Instructions for the task>
Report every line of the entries that contains the word "Cotton".

App and web page records

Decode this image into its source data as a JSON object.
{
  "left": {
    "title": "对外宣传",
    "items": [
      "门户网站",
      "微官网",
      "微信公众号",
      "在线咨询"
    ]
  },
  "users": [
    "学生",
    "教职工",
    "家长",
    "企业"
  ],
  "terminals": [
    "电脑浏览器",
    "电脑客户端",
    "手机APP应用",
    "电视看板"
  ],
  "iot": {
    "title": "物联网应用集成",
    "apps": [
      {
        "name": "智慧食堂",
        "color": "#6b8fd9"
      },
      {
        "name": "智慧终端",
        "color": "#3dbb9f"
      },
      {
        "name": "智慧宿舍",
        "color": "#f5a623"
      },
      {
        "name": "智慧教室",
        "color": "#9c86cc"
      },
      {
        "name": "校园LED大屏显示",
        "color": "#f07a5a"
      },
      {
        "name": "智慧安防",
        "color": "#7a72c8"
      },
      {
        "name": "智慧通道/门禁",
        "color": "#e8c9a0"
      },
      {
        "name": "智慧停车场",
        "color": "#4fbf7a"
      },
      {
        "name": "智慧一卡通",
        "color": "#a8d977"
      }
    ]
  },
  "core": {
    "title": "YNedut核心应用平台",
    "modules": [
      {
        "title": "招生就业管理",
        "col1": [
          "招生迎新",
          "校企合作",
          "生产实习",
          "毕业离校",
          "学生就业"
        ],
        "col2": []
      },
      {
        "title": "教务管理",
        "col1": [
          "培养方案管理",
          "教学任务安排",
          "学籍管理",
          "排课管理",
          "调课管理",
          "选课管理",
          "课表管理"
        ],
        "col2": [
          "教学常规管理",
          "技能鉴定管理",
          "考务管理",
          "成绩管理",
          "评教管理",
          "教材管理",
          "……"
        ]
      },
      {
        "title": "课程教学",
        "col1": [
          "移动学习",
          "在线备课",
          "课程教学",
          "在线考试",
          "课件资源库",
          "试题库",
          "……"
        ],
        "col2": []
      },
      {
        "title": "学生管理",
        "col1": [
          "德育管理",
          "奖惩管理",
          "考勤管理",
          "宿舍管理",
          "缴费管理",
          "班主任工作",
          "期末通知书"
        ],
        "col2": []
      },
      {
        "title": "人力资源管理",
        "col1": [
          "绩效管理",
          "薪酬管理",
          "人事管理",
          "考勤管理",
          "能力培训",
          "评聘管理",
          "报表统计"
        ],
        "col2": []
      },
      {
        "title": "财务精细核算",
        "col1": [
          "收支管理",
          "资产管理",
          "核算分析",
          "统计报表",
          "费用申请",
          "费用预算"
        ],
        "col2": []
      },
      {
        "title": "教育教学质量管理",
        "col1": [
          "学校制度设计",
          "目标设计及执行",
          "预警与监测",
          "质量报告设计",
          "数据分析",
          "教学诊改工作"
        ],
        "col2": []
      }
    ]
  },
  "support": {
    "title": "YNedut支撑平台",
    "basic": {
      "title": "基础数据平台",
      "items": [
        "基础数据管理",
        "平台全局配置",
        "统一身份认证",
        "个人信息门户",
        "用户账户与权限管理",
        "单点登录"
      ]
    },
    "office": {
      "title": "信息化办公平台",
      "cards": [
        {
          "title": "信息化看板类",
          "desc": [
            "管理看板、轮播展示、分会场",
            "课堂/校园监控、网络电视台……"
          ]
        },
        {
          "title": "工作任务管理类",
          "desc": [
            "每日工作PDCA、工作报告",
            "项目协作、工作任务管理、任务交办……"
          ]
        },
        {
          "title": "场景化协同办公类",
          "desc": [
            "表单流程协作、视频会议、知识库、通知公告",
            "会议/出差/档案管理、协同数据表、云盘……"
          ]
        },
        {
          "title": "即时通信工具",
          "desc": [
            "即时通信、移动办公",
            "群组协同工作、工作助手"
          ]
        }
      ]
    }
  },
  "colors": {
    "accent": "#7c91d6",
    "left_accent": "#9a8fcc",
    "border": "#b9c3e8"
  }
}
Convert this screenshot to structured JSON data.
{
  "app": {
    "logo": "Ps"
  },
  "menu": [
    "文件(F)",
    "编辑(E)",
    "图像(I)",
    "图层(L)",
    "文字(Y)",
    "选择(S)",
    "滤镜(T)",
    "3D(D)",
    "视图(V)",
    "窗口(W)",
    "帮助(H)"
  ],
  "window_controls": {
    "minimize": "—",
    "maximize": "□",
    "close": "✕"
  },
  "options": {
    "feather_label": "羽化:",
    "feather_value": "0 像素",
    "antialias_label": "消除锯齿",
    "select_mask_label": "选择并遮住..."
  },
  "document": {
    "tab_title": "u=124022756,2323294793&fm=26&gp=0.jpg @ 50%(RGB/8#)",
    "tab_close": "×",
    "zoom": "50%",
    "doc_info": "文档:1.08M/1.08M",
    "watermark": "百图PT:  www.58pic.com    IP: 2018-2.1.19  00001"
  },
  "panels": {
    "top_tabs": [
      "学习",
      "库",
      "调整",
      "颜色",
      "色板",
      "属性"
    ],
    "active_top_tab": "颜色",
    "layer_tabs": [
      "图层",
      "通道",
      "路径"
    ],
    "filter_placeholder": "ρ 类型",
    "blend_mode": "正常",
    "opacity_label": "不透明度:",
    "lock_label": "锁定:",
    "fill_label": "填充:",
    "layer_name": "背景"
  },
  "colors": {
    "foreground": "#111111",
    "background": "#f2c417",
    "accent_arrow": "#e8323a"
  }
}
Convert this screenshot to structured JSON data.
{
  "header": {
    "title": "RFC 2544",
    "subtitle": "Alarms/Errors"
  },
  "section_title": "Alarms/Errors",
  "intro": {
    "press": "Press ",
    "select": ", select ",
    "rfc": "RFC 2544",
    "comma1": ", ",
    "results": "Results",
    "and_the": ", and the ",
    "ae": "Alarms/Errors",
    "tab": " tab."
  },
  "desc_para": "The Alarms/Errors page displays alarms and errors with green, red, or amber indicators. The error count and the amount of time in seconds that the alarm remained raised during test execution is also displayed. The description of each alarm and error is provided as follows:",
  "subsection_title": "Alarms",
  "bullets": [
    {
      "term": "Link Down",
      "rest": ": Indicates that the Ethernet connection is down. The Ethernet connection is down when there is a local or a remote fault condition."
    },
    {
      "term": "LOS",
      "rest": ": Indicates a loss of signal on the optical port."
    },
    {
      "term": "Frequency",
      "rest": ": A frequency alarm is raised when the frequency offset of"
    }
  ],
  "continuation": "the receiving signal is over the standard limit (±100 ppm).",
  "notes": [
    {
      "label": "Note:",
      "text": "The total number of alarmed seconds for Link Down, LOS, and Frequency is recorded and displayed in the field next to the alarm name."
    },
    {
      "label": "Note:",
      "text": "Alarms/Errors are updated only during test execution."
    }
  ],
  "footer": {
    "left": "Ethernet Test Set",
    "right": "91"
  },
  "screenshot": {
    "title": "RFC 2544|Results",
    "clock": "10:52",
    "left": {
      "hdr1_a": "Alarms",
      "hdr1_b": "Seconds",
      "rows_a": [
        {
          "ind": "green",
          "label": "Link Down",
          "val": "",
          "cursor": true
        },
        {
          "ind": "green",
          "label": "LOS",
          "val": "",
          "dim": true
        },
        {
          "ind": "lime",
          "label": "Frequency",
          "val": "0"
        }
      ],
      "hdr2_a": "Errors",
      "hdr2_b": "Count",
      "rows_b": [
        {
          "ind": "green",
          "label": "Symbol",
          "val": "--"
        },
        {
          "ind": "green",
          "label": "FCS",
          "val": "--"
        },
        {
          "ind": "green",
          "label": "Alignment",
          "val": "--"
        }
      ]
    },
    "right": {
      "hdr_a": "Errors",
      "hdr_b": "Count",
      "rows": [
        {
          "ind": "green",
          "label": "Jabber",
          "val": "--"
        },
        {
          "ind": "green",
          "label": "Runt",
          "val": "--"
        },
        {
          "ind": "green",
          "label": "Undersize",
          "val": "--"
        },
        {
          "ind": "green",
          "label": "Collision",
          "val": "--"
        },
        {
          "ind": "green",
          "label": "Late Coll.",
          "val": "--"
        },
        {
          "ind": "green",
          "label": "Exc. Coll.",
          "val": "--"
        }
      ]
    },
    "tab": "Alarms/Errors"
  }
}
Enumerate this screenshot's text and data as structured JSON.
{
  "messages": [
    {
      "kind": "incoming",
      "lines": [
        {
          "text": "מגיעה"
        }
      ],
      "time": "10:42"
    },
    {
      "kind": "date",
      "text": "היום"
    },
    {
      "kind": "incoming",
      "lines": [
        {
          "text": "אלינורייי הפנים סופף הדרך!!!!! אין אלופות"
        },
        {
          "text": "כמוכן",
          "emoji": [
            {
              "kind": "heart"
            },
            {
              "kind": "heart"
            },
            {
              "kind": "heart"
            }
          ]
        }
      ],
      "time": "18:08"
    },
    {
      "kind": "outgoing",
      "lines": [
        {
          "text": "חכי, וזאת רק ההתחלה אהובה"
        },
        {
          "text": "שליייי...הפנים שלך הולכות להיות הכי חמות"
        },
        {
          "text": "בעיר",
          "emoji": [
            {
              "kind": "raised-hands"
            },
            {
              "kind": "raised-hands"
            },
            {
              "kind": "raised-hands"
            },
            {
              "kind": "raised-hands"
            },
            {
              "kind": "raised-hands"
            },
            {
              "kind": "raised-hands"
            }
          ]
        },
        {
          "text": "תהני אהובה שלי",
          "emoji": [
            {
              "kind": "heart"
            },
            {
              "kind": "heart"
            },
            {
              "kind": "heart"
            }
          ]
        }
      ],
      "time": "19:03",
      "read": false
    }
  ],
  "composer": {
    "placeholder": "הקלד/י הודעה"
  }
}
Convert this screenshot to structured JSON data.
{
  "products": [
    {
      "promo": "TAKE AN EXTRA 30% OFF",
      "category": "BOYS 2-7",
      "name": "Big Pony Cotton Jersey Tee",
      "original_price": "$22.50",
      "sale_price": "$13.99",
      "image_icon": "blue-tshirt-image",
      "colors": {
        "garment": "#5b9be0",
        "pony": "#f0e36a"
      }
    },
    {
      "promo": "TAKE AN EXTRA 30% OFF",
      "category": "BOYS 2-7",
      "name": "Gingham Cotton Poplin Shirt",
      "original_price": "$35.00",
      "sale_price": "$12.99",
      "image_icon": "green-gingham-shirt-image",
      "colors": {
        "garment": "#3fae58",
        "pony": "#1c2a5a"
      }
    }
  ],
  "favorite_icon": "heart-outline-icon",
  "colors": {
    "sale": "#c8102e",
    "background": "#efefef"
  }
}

Response below>
      "name": "Big Pony Cotton Jersey Tee",
      "name": "Gingham Cotton Poplin Shirt",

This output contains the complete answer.